_Supplied records_
====

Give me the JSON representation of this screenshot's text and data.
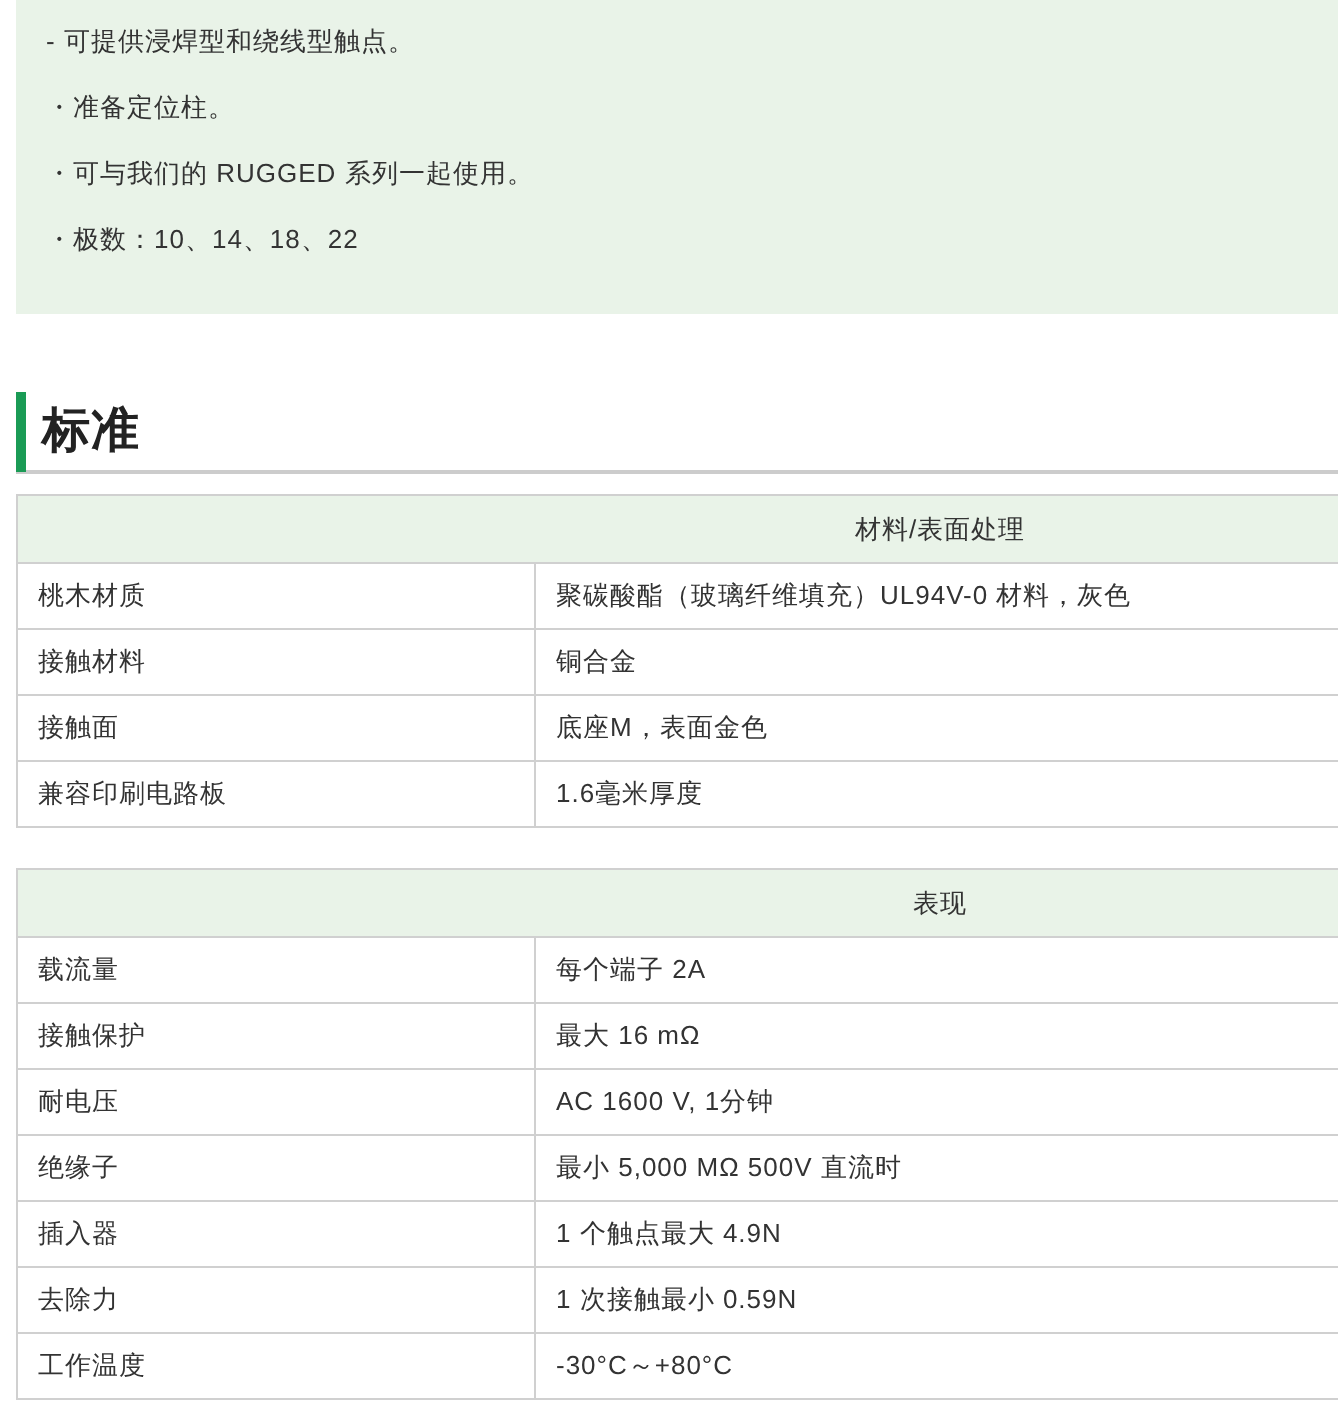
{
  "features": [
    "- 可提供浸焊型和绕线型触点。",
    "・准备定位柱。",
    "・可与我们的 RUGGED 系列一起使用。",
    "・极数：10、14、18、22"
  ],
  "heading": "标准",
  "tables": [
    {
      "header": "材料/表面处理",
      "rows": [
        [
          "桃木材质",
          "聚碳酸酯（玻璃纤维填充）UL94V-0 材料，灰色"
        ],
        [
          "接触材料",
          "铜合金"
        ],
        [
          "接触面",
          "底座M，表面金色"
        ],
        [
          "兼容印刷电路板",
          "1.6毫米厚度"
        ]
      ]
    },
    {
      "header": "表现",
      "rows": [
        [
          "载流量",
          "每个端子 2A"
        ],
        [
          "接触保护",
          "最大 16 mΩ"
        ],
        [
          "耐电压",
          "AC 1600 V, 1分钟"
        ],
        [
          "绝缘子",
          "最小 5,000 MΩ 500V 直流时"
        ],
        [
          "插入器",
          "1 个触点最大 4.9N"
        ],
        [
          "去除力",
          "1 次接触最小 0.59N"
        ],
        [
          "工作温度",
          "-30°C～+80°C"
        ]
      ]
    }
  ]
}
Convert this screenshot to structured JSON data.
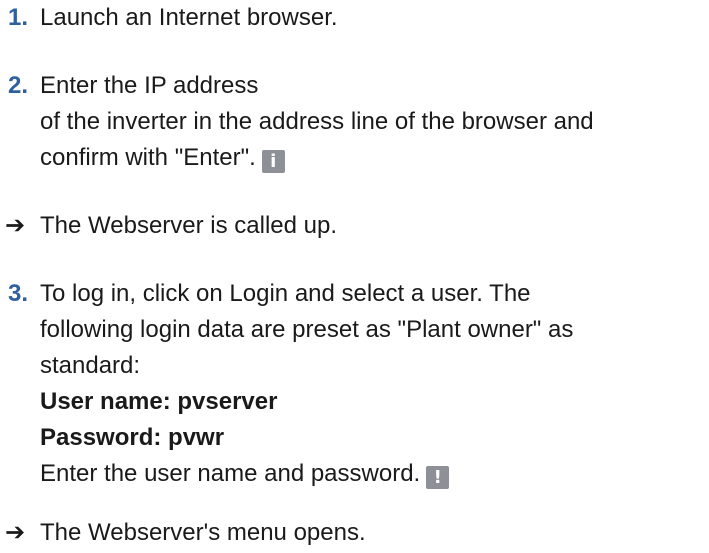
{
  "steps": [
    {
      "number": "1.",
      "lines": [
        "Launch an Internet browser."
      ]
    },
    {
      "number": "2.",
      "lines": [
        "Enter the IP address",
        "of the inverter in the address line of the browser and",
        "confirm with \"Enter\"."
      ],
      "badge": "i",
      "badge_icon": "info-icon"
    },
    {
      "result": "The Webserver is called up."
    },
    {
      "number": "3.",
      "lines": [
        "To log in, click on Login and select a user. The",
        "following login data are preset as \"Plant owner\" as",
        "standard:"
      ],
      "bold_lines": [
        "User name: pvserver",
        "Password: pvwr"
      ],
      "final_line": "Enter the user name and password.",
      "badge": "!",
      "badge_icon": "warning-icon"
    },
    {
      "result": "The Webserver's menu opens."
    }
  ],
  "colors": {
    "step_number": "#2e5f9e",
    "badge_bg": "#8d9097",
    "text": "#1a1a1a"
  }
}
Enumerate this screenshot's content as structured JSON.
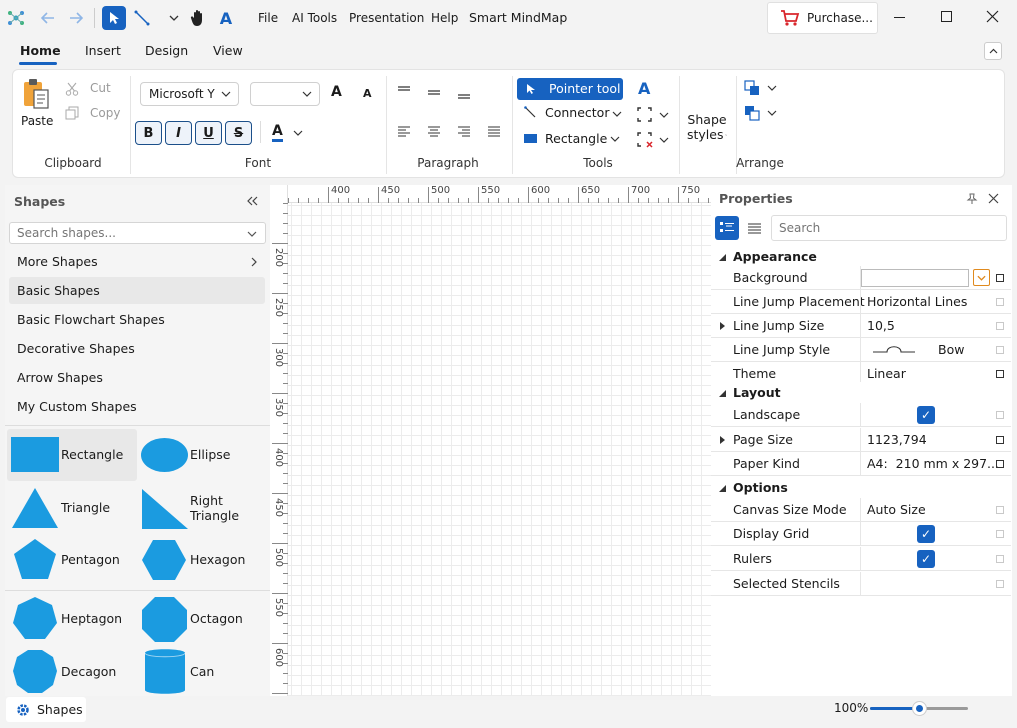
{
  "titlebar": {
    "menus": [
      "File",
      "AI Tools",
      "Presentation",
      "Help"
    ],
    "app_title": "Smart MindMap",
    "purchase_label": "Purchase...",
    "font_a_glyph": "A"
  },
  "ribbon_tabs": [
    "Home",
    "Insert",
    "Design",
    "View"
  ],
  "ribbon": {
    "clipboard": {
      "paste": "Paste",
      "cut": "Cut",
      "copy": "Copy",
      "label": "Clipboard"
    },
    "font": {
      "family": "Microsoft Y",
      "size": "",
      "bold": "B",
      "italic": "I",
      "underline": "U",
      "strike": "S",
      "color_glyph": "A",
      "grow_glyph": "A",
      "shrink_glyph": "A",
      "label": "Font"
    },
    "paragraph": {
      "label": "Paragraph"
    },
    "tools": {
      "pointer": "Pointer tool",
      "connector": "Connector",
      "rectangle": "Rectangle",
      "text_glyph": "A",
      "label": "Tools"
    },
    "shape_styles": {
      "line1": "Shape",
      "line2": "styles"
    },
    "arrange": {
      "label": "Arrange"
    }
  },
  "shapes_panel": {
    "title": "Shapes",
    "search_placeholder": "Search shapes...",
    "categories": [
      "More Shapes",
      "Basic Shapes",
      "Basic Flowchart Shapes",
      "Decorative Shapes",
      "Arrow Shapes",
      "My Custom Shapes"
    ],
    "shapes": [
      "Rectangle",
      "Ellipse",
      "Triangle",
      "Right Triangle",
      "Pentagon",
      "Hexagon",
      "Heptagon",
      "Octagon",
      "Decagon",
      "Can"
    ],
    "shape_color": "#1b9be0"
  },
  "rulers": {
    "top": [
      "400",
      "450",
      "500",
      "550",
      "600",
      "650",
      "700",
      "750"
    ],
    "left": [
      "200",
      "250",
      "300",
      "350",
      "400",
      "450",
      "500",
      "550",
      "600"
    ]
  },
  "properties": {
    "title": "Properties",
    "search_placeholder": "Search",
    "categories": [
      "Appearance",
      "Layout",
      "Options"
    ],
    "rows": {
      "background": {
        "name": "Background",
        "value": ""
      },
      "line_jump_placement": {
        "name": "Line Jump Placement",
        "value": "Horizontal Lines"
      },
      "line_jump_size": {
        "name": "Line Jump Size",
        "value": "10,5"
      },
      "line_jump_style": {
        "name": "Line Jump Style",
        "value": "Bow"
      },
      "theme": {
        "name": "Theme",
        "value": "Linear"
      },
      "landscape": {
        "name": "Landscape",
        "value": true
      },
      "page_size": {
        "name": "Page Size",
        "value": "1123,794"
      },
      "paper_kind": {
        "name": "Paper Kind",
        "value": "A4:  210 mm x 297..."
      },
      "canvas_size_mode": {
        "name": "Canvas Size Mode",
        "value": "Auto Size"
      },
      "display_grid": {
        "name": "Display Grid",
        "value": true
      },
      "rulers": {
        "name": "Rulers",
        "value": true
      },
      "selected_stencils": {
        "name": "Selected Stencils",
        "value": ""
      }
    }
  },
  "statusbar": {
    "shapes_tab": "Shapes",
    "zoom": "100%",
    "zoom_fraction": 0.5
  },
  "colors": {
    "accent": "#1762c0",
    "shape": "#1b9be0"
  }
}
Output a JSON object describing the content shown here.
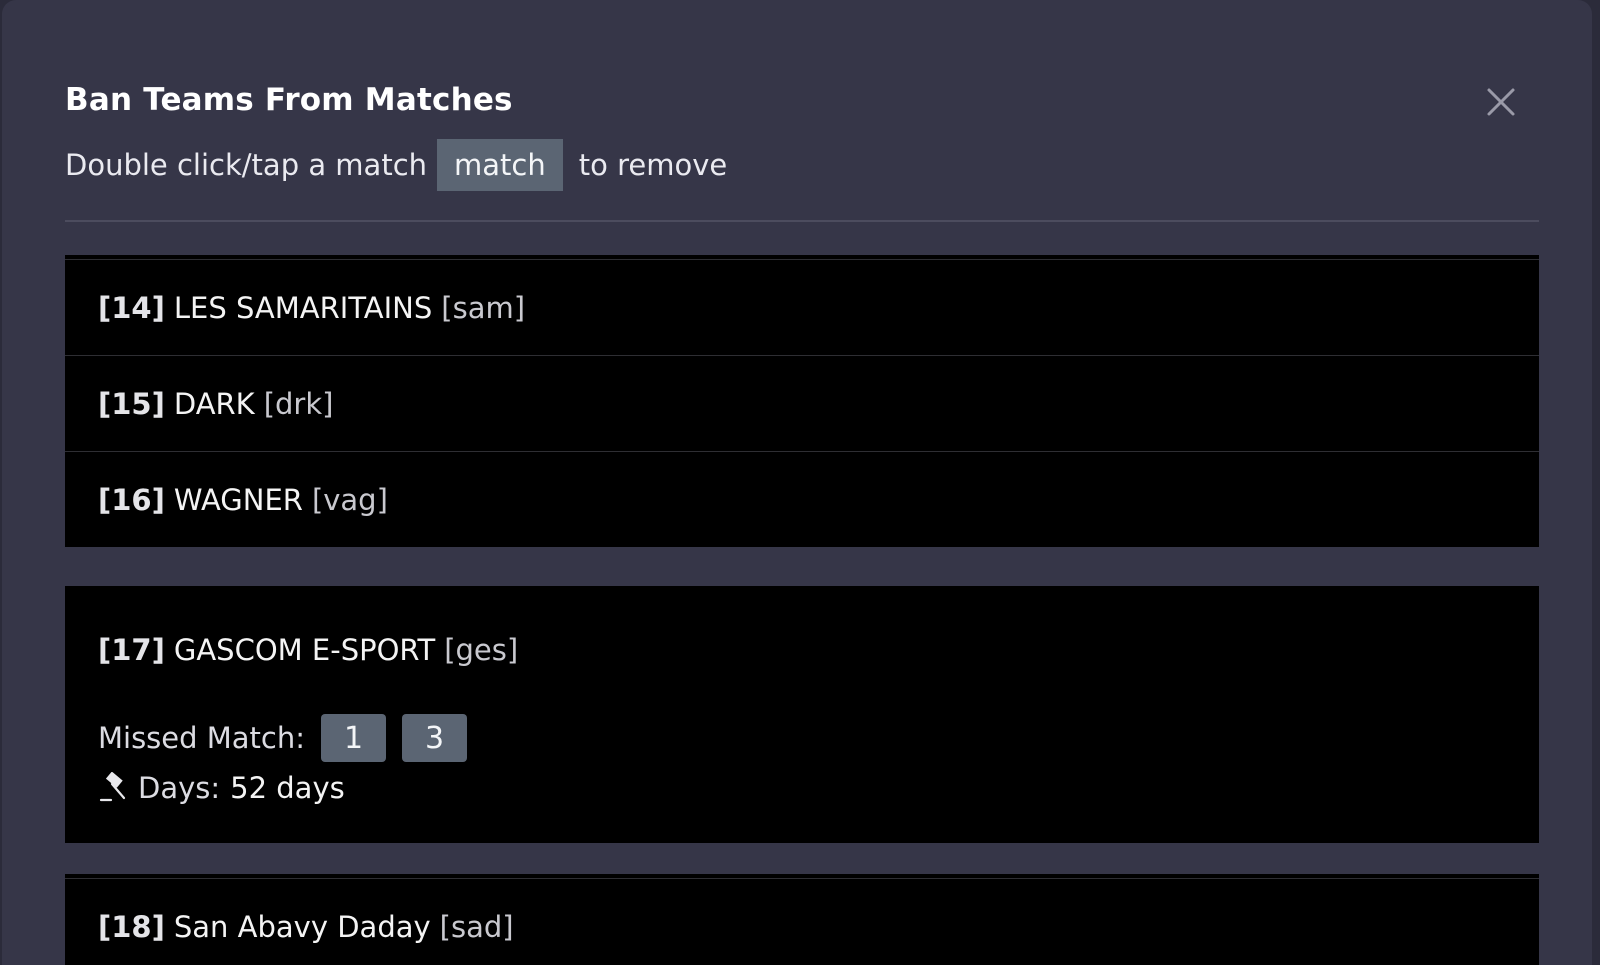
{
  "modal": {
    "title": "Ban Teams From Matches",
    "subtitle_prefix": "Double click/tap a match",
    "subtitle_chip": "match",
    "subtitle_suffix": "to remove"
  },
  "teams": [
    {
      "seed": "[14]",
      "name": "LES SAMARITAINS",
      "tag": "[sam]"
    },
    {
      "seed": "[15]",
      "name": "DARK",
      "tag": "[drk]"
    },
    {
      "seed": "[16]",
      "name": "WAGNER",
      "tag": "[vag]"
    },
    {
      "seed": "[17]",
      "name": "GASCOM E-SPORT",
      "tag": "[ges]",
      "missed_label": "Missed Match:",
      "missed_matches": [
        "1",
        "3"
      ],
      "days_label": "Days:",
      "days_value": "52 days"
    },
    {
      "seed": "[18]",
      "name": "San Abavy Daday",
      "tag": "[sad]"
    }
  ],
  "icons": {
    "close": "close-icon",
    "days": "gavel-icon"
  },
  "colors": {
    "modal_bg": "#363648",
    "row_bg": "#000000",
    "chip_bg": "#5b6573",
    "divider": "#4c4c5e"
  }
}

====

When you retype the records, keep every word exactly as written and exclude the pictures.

Give me the JSON representation of this screenshot's text and data.
{
  "features": [
    "- 可提供浸焊型和绕线型触点。",
    "・准备定位柱。",
    "・可与我们的 RUGGED 系列一起使用。",
    "・极数：10、14、18、22"
  ],
  "heading": "标准",
  "tables": [
    {
      "header": "材料/表面处理",
      "rows": [
        [
          "桃木材质",
          "聚碳酸酯（玻璃纤维填充）UL94V-0 材料，灰色"
        ],
        [
          "接触材料",
          "铜合金"
        ],
        [
          "接触面",
          "底座M，表面金色"
        ],
        [
          "兼容印刷电路板",
          "1.6毫米厚度"
        ]
      ]
    },
    {
      "header": "表现",
      "rows": [
        [
          "载流量",
          "每个端子 2A"
        ],
        [
          "接触保护",
          "最大 16 mΩ"
        ],
        [
          "耐电压",
          "AC 1600 V, 1分钟"
        ],
        [
          "绝缘子",
          "最小 5,000 MΩ 500V 直流时"
        ],
        [
          "插入器",
          "1 个触点最大 4.9N"
        ],
        [
          "去除力",
          "1 次接触最小 0.59N"
        ],
        [
          "工作温度",
          "-30°C～+80°C"
        ]
      ]
    }
  ]
}
Convert this screenshot to structured JSON data.
{
  "steps": [
    {
      "number": "1.",
      "lines": [
        "Launch an Internet browser."
      ]
    },
    {
      "number": "2.",
      "lines": [
        "Enter the IP address",
        "of the inverter in the address line of the browser and",
        "confirm with \"Enter\"."
      ],
      "badge": "i",
      "badge_icon": "info-icon"
    },
    {
      "result": "The Webserver is called up."
    },
    {
      "number": "3.",
      "lines": [
        "To log in, click on Login and select a user. The",
        "following login data are preset as \"Plant owner\" as",
        "standard:"
      ],
      "bold_lines": [
        "User name: pvserver",
        "Password: pvwr"
      ],
      "final_line": "Enter the user name and password.",
      "badge": "!",
      "badge_icon": "warning-icon"
    },
    {
      "result": "The Webserver's menu opens."
    }
  ],
  "colors": {
    "step_number": "#2e5f9e",
    "badge_bg": "#8d9097",
    "text": "#1a1a1a"
  }
}
Enumerate this screenshot's content as structured JSON.
{
  "titlebar": {
    "menus": [
      "File",
      "AI Tools",
      "Presentation",
      "Help"
    ],
    "app_title": "Smart MindMap",
    "purchase_label": "Purchase...",
    "font_a_glyph": "A"
  },
  "ribbon_tabs": [
    "Home",
    "Insert",
    "Design",
    "View"
  ],
  "ribbon": {
    "clipboard": {
      "paste": "Paste",
      "cut": "Cut",
      "copy": "Copy",
      "label": "Clipboard"
    },
    "font": {
      "family": "Microsoft Y",
      "size": "",
      "bold": "B",
      "italic": "I",
      "underline": "U",
      "strike": "S",
      "color_glyph": "A",
      "grow_glyph": "A",
      "shrink_glyph": "A",
      "label": "Font"
    },
    "paragraph": {
      "label": "Paragraph"
    },
    "tools": {
      "pointer": "Pointer tool",
      "connector": "Connector",
      "rectangle": "Rectangle",
      "text_glyph": "A",
      "label": "Tools"
    },
    "shape_styles": {
      "line1": "Shape",
      "line2": "styles"
    },
    "arrange": {
      "label": "Arrange"
    }
  },
  "shapes_panel": {
    "title": "Shapes",
    "search_placeholder": "Search shapes...",
    "categories": [
      "More Shapes",
      "Basic Shapes",
      "Basic Flowchart Shapes",
      "Decorative Shapes",
      "Arrow Shapes",
      "My Custom Shapes"
    ],
    "shapes": [
      "Rectangle",
      "Ellipse",
      "Triangle",
      "Right Triangle",
      "Pentagon",
      "Hexagon",
      "Heptagon",
      "Octagon",
      "Decagon",
      "Can"
    ],
    "shape_color": "#1b9be0"
  },
  "rulers": {
    "top": [
      "400",
      "450",
      "500",
      "550",
      "600",
      "650",
      "700",
      "750"
    ],
    "left": [
      "200",
      "250",
      "300",
      "350",
      "400",
      "450",
      "500",
      "550",
      "600"
    ]
  },
  "properties": {
    "title": "Properties",
    "search_placeholder": "Search",
    "categories": [
      "Appearance",
      "Layout",
      "Options"
    ],
    "rows": {
      "background": {
        "name": "Background",
        "value": ""
      },
      "line_jump_placement": {
        "name": "Line Jump Placement",
        "value": "Horizontal Lines"
      },
      "line_jump_size": {
        "name": "Line Jump Size",
        "value": "10,5"
      },
      "line_jump_style": {
        "name": "Line Jump Style",
        "value": "Bow"
      },
      "theme": {
        "name": "Theme",
        "value": "Linear"
      },
      "landscape": {
        "name": "Landscape",
        "value": true
      },
      "page_size": {
        "name": "Page Size",
        "value": "1123,794"
      },
      "paper_kind": {
        "name": "Paper Kind",
        "value": "A4:  210 mm x 297..."
      },
      "canvas_size_mode": {
        "name": "Canvas Size Mode",
        "value": "Auto Size"
      },
      "display_grid": {
        "name": "Display Grid",
        "value": true
      },
      "rulers": {
        "name": "Rulers",
        "value": true
      },
      "selected_stencils": {
        "name": "Selected Stencils",
        "value": ""
      }
    }
  },
  "statusbar": {
    "shapes_tab": "Shapes",
    "zoom": "100%",
    "zoom_fraction": 0.5
  },
  "colors": {
    "accent": "#1762c0",
    "shape": "#1b9be0"
  }
}
Output a JSON object describing the content shown here.
{
  "modal": {
    "title": "Ban Teams From Matches",
    "subtitle_prefix": "Double click/tap a match",
    "subtitle_chip": "match",
    "subtitle_suffix": "to remove"
  },
  "teams": [
    {
      "seed": "[14]",
      "name": "LES SAMARITAINS",
      "tag": "[sam]"
    },
    {
      "seed": "[15]",
      "name": "DARK",
      "tag": "[drk]"
    },
    {
      "seed": "[16]",
      "name": "WAGNER",
      "tag": "[vag]"
    },
    {
      "seed": "[17]",
      "name": "GASCOM E-SPORT",
      "tag": "[ges]",
      "missed_label": "Missed Match:",
      "missed_matches": [
        "1",
        "3"
      ],
      "days_label": "Days:",
      "days_value": "52 days"
    },
    {
      "seed": "[18]",
      "name": "San Abavy Daday",
      "tag": "[sad]"
    }
  ],
  "icons": {
    "close": "close-icon",
    "days": "gavel-icon"
  },
  "colors": {
    "modal_bg": "#363648",
    "row_bg": "#000000",
    "chip_bg": "#5b6573",
    "divider": "#4c4c5e"
  }
}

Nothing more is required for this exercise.